WORK TO COMPLETE: Below are some records; find each line that carries the word "true" and copy it.

── MATERIAL TO PROCESS ──

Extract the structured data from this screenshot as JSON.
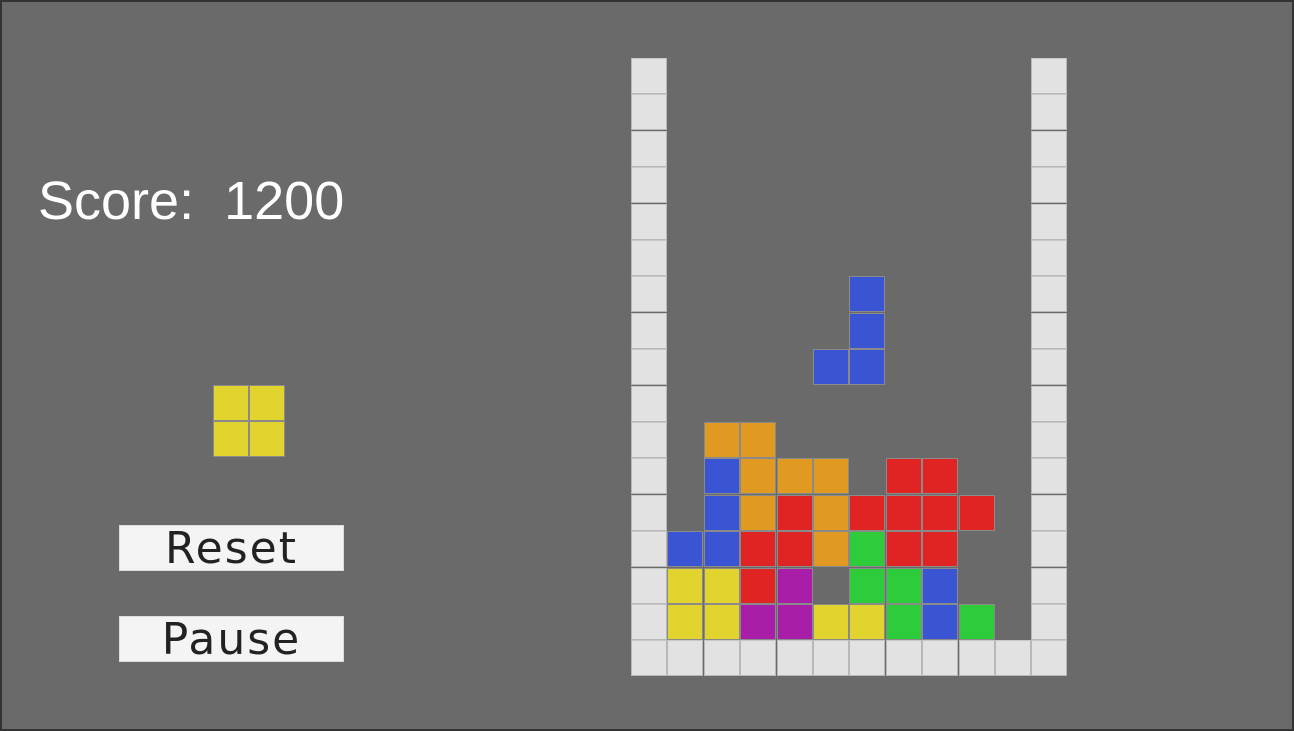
{
  "score": {
    "label": "Score:",
    "value": "1200"
  },
  "buttons": {
    "reset_label": "Reset",
    "pause_label": "Pause"
  },
  "colors": {
    "background": "#6a6a6a",
    "wall": "#e2e2e2",
    "Y": "#e2d42e",
    "O": "#e09a22",
    "B": "#3a55d4",
    "R": "#e02424",
    "G": "#2ecc3a",
    "P": "#a81ea8"
  },
  "next_piece": {
    "type": "O",
    "color_key": "Y",
    "cells": [
      [
        0,
        0
      ],
      [
        1,
        0
      ],
      [
        0,
        1
      ],
      [
        1,
        1
      ]
    ]
  },
  "board": {
    "columns": 10,
    "rows": 16,
    "grid": [
      "..........",
      "..........",
      "..........",
      "..........",
      "..........",
      "..........",
      "..........",
      "..........",
      "..........",
      "..........",
      ".OO.......",
      ".BOOO.RR..",
      ".BORORRRR.",
      "BBRROGRR..",
      "YYRP.GGB..",
      "YYPPYYGBG."
    ],
    "falling_piece": {
      "type": "J",
      "color_key": "B",
      "cells": [
        [
          5,
          6
        ],
        [
          5,
          7
        ],
        [
          4,
          8
        ],
        [
          5,
          8
        ]
      ]
    }
  }
}
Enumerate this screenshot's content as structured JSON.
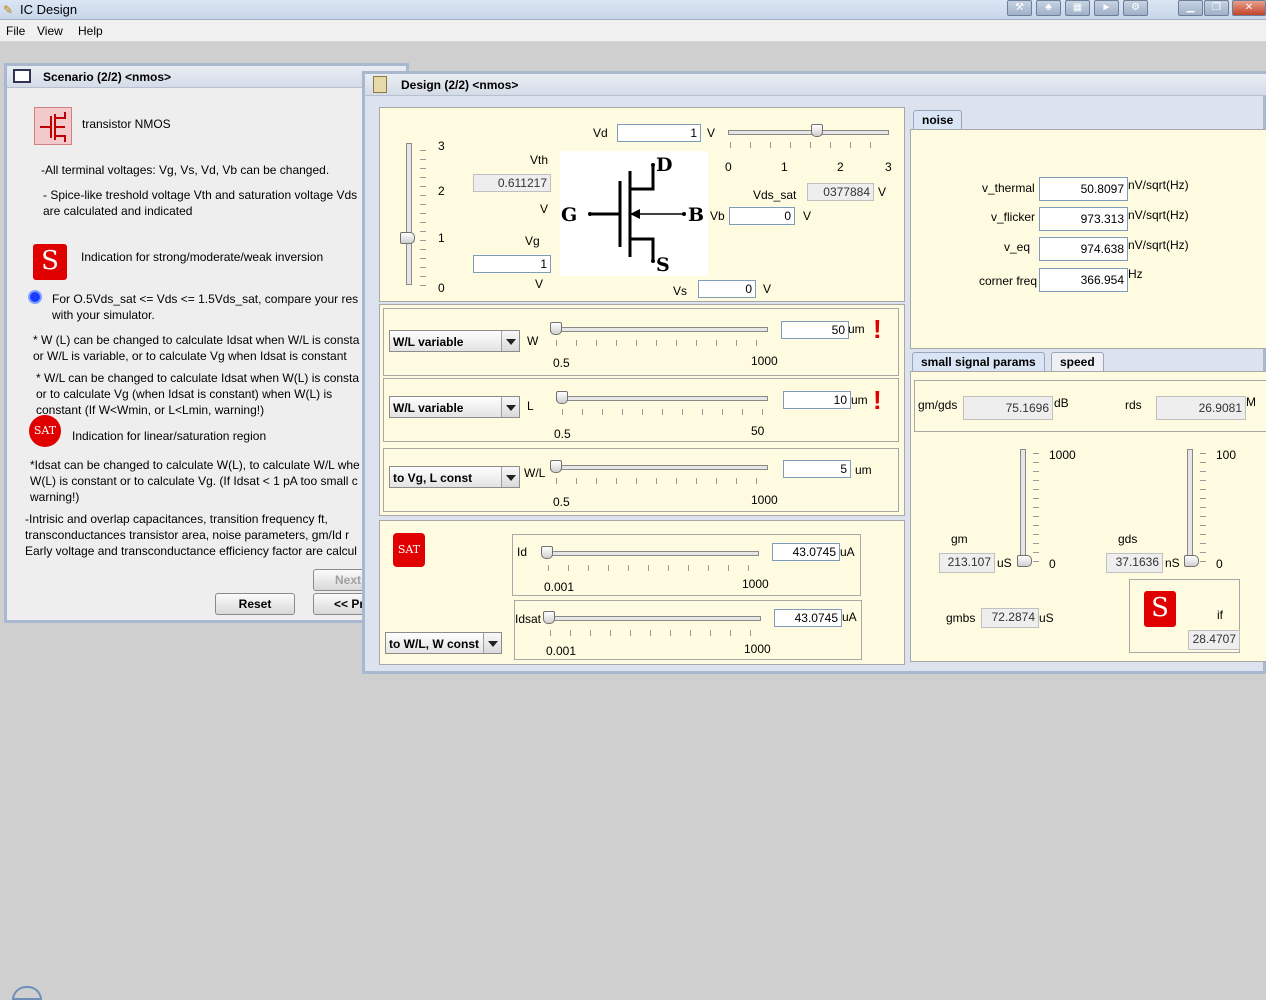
{
  "app": {
    "title": "IC Design"
  },
  "menu": [
    "File",
    "View",
    "Help"
  ],
  "scenario": {
    "title": "Scenario (2/2) <nmos>",
    "transistor_label": "transistor NMOS",
    "lines": [
      "-All terminal voltages: Vg, Vs, Vd, Vb can be changed.",
      "- Spice-like treshold voltage Vth and saturation voltage Vds",
      "are calculated and indicated",
      "Indication for strong/moderate/weak inversion",
      "For O.5Vds_sat <= Vds <= 1.5Vds_sat, compare your res",
      "with your simulator.",
      "* W (L) can be changed to calculate Idsat when W/L is consta",
      "or W/L is variable, or to calculate Vg when Idsat is constant",
      "* W/L can be changed to calculate Idsat when W(L) is consta",
      "or to calculate Vg (when Idsat is constant) when W(L) is",
      "constant (If W<Wmin, or L<Lmin, warning!)",
      "Indication for linear/saturation region",
      "*Idsat can be changed to calculate W(L), to calculate W/L whe",
      "W(L) is constant or to calculate Vg. (If Idsat < 1 pA too small c",
      "warning!)",
      "-Intrisic and overlap capacitances, transition frequency ft,",
      "transconductances transistor area, noise parameters, gm/Id r",
      "Early voltage and transconductance efficiency factor are calcul"
    ],
    "next_label": "Next",
    "reset_label": "Reset",
    "prev_label": "<< Pr"
  },
  "design": {
    "title": "Design (2/2) <nmos>",
    "vd_label": "Vd",
    "vd_value": "1",
    "vd_unit": "V",
    "vd_slider_ticks": [
      "0",
      "1",
      "2",
      "3"
    ],
    "vd_slider_level": 0.55,
    "vg_slider_ticks": [
      "3",
      "2",
      "1",
      "0"
    ],
    "vg_slider_level": 0.33,
    "vth_label": "Vth",
    "vth_value": "0.611217",
    "vth_unit": "V",
    "vg_label": "Vg",
    "vg_value": "1",
    "vg_unit": "V",
    "vds_sat_label": "Vds_sat",
    "vds_sat_value": "0377884",
    "vds_sat_unit": "V",
    "vb_label": "Vb",
    "vb_value": "0",
    "vb_unit": "V",
    "vs_label": "Vs",
    "vs_value": "0",
    "vs_unit": "V",
    "terminals": {
      "d": "D",
      "g": "G",
      "b": "B",
      "s": "S"
    },
    "w_row": {
      "mode": "W/L variable",
      "label": "W",
      "value": "50",
      "unit": "um",
      "min": "0.5",
      "max": "1000",
      "warn": "!"
    },
    "l_row": {
      "mode": "W/L variable",
      "label": "L",
      "value": "10",
      "unit": "um",
      "min": "0.5",
      "max": "50",
      "warn": "!"
    },
    "wl_row": {
      "mode": "to Vg, L const",
      "label": "W/L",
      "value": "5",
      "unit": "um",
      "min": "0.5",
      "max": "1000"
    },
    "sat_icon": "SAT",
    "id_row": {
      "label": "Id",
      "value": "43.0745",
      "unit": "uA",
      "min": "0.001",
      "max": "1000"
    },
    "idsat_row": {
      "label": "Idsat",
      "value": "43.0745",
      "unit": "uA",
      "min": "0.001",
      "max": "1000"
    },
    "bottom_mode": "to W/L, W const"
  },
  "noise": {
    "tab": "noise",
    "rows": [
      {
        "label": "v_thermal",
        "value": "50.8097",
        "unit": "nV/sqrt(Hz)"
      },
      {
        "label": "v_flicker",
        "value": "973.313",
        "unit": "nV/sqrt(Hz)"
      },
      {
        "label": "v_eq",
        "value": "974.638",
        "unit": "nV/sqrt(Hz)"
      },
      {
        "label": "corner freq",
        "value": "366.954",
        "unit": "Hz"
      }
    ]
  },
  "ssp": {
    "tabs": [
      "small signal params",
      "speed"
    ],
    "gm_gds_label": "gm/gds",
    "gm_gds_value": "75.1696",
    "gm_gds_unit": "dB",
    "rds_label": "rds",
    "rds_value": "26.9081",
    "rds_unit": "M",
    "gm_label": "gm",
    "gm_value": "213.107",
    "gm_unit": "uS",
    "gm_max": "1000",
    "gm_min": "0",
    "gds_label": "gds",
    "gds_value": "37.1636",
    "gds_unit": "nS",
    "gds_max": "100",
    "gds_min": "0",
    "gmbs_label": "gmbs",
    "gmbs_value": "72.2874",
    "gmbs_unit": "uS",
    "if_label": "if",
    "if_value": "28.4707"
  }
}
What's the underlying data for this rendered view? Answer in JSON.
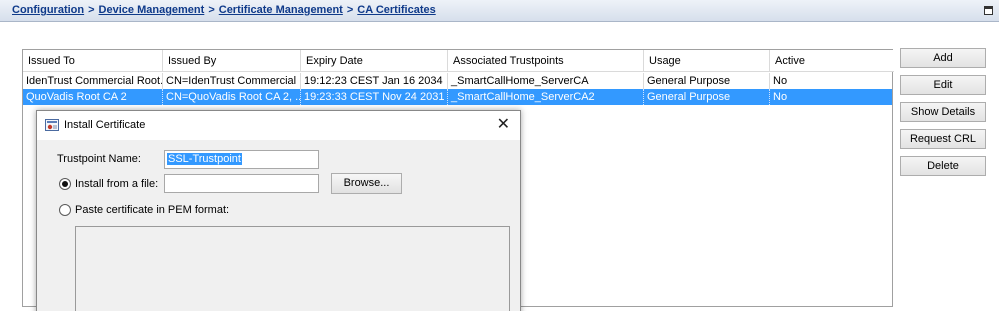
{
  "breadcrumb": {
    "part1": "Configuration",
    "sep1": ">",
    "part2": "Device Management",
    "sep2": ">",
    "part3": "Certificate Management",
    "sep3": ">",
    "current": "CA Certificates"
  },
  "table": {
    "headers": [
      "Issued To",
      "Issued By",
      "Expiry Date",
      "Associated Trustpoints",
      "Usage",
      "Active"
    ],
    "rows": [
      [
        "IdenTrust Commercial Root...",
        "CN=IdenTrust Commercial ...",
        "19:12:23 CEST Jan 16 2034",
        "_SmartCallHome_ServerCA",
        "General Purpose",
        "No"
      ],
      [
        "QuoVadis Root CA 2",
        "CN=QuoVadis Root CA 2, ...",
        "19:23:33 CEST Nov 24 2031",
        "_SmartCallHome_ServerCA2",
        "General Purpose",
        "No"
      ]
    ],
    "selected_row": 1
  },
  "actions": {
    "add": "Add",
    "edit": "Edit",
    "show_details": "Show Details",
    "request_crl": "Request CRL",
    "delete": "Delete"
  },
  "dialog": {
    "title": "Install Certificate",
    "close_glyph": "✕",
    "trustpoint_label": "Trustpoint Name:",
    "trustpoint_value": "SSL-Trustpoint",
    "install_file_label": "Install from a file:",
    "install_file_value": "",
    "browse_label": "Browse...",
    "paste_label": "Paste certificate in PEM format:",
    "install_file_selected": true
  },
  "colors": {
    "selection": "#3399ff",
    "crumb_link": "#0f3a8a"
  }
}
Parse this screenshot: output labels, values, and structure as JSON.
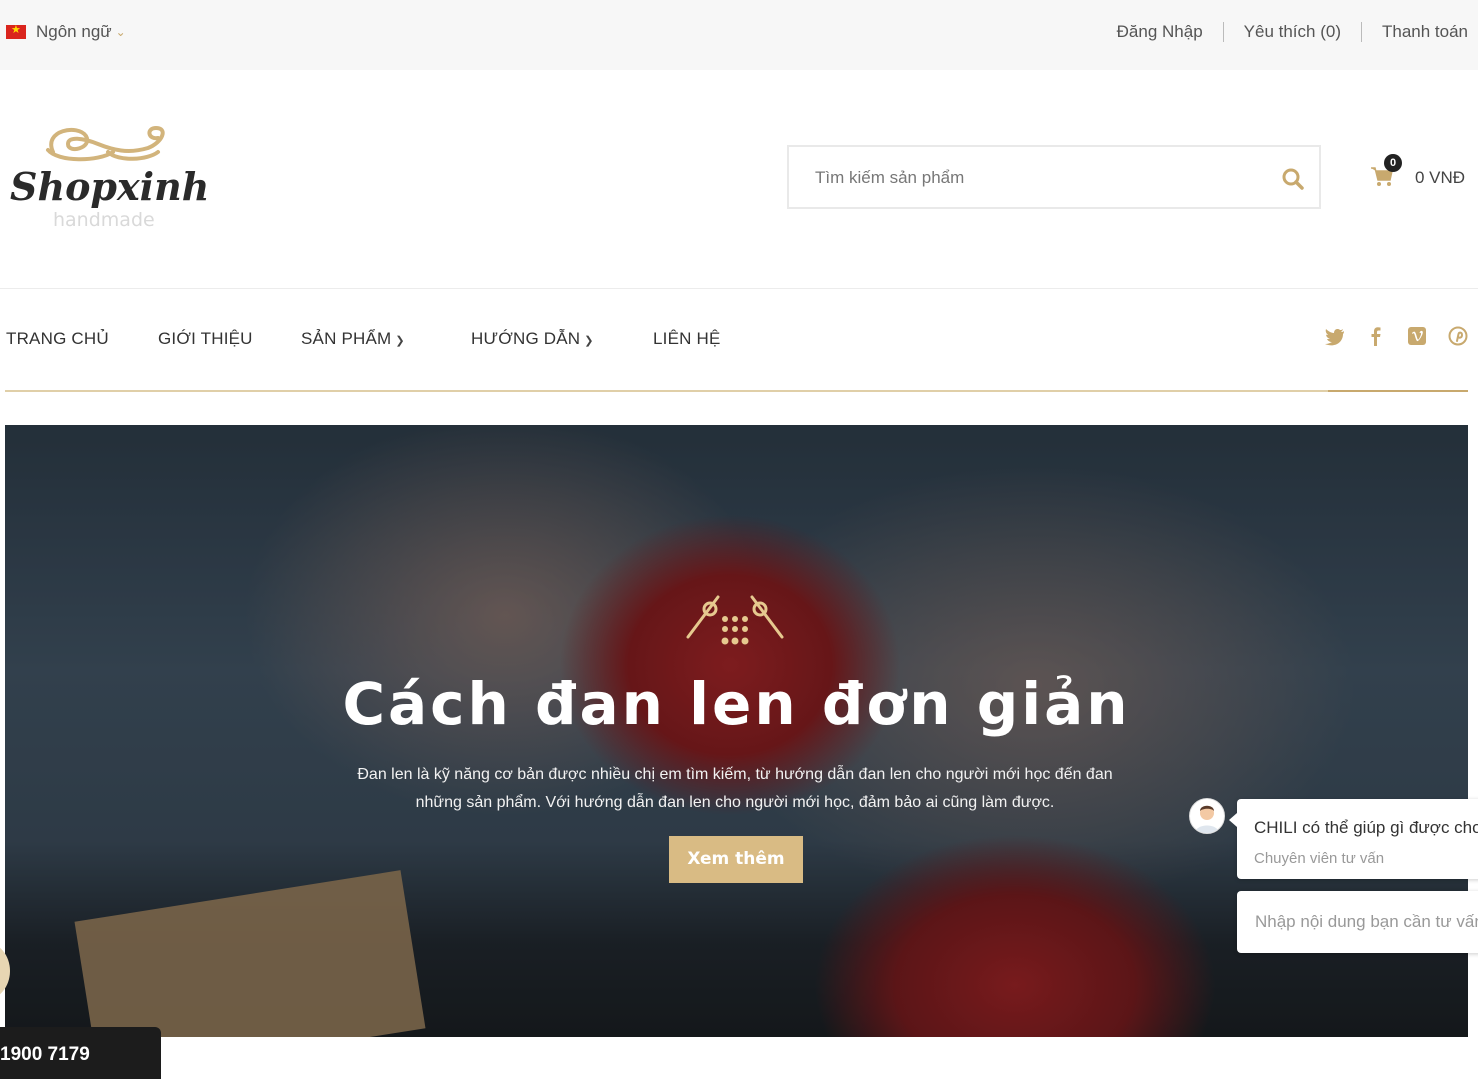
{
  "topbar": {
    "language_label": "Ngôn ngữ",
    "links": {
      "login": "Đăng Nhập",
      "wishlist": "Yêu thích (0)",
      "checkout": "Thanh toán"
    }
  },
  "logo": {
    "name": "Shopxinh",
    "tagline": "handmade"
  },
  "search": {
    "placeholder": "Tìm kiếm sản phẩm"
  },
  "cart": {
    "count": "0",
    "total": "0 VNĐ"
  },
  "nav": {
    "home": "TRANG CHỦ",
    "about": "GIỚI THIỆU",
    "products": "SẢN PHẨM",
    "guides": "HƯỚNG DẪN",
    "contact": "LIÊN HỆ",
    "social_icons": [
      "twitter-icon",
      "facebook-icon",
      "vimeo-icon",
      "pinterest-icon"
    ]
  },
  "hero": {
    "title": "Cách đan len đơn giản",
    "description": "Đan len là kỹ năng cơ bản được nhiều chị em tìm kiếm, từ hướng dẫn đan len cho người mới học đến đan những sản phẩm. Với hướng dẫn đan len cho người mới học, đảm bảo ai cũng làm được.",
    "button": "Xem thêm"
  },
  "chat": {
    "message": "CHILI có thể giúp gì được cho",
    "role": "Chuyên viên tư vấn",
    "input_placeholder": "Nhập nội dung bạn cần tư vấn"
  },
  "hotline": {
    "number": "1900 7179"
  },
  "colors": {
    "accent": "#c8a96e",
    "button": "#d9bb84",
    "topbar_bg": "#f7f7f7"
  }
}
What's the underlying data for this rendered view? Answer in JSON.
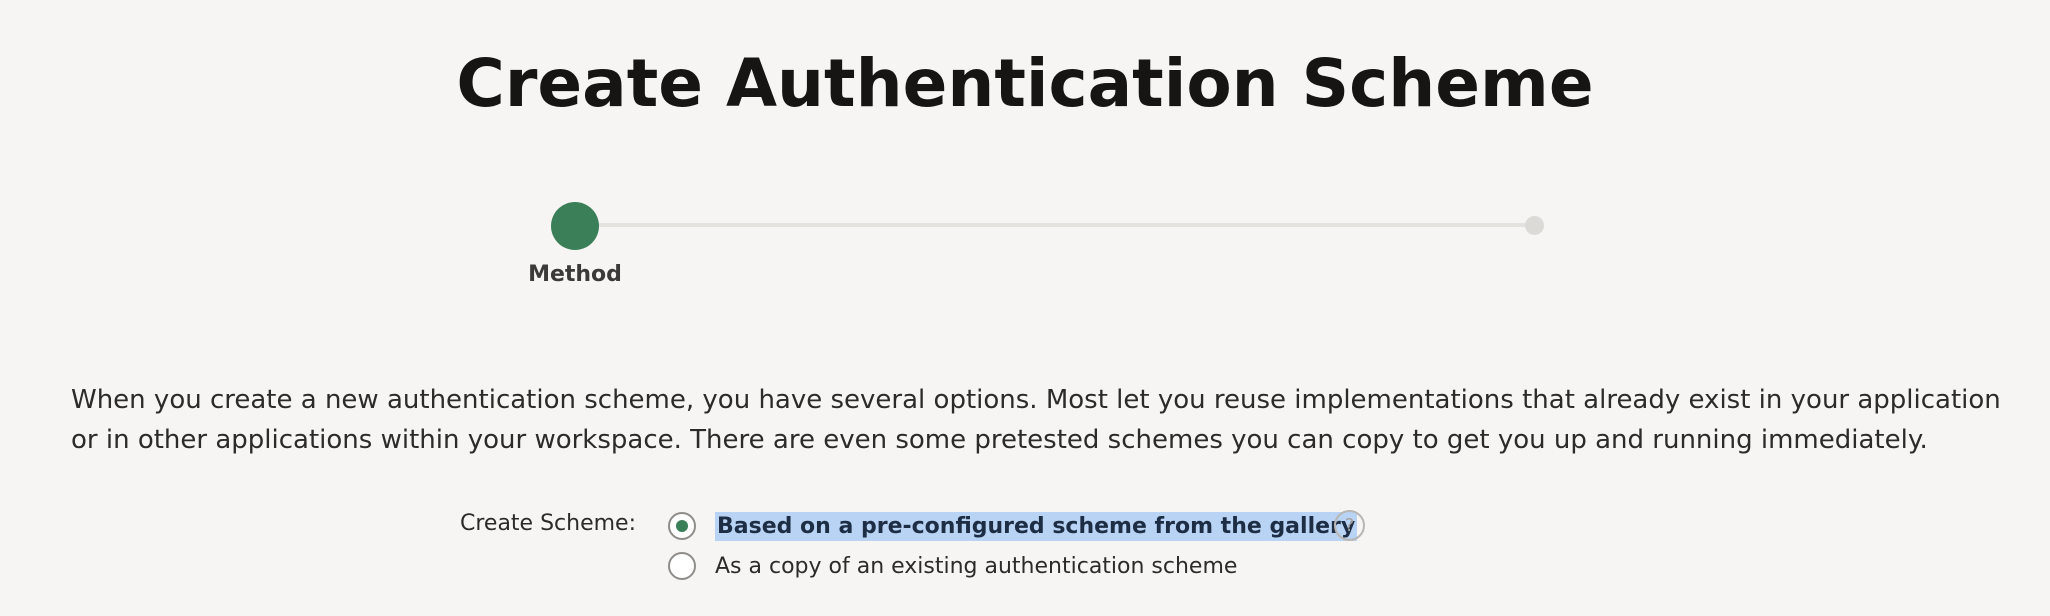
{
  "page": {
    "title": "Create Authentication Scheme"
  },
  "wizard": {
    "steps": [
      {
        "label": "Method",
        "state": "active"
      },
      {
        "label": "",
        "state": "upcoming"
      }
    ],
    "active_color": "#3a7f57"
  },
  "description": "When you create a new authentication scheme, you have several options. Most let you reuse implementations that already exist in your application or in other applications within your workspace. There are even some pretested schemes you can copy to get you up and running immediately.",
  "form": {
    "create_scheme": {
      "label": "Create Scheme:",
      "options": [
        {
          "label": "Based on a pre-configured scheme from the gallery",
          "selected": true
        },
        {
          "label": "As a copy of an existing authentication scheme",
          "selected": false
        }
      ],
      "help_icon": "question-mark",
      "help_symbol": "?"
    }
  }
}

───

THE ANSWER:
    "install_file_selected": true
          "selected": true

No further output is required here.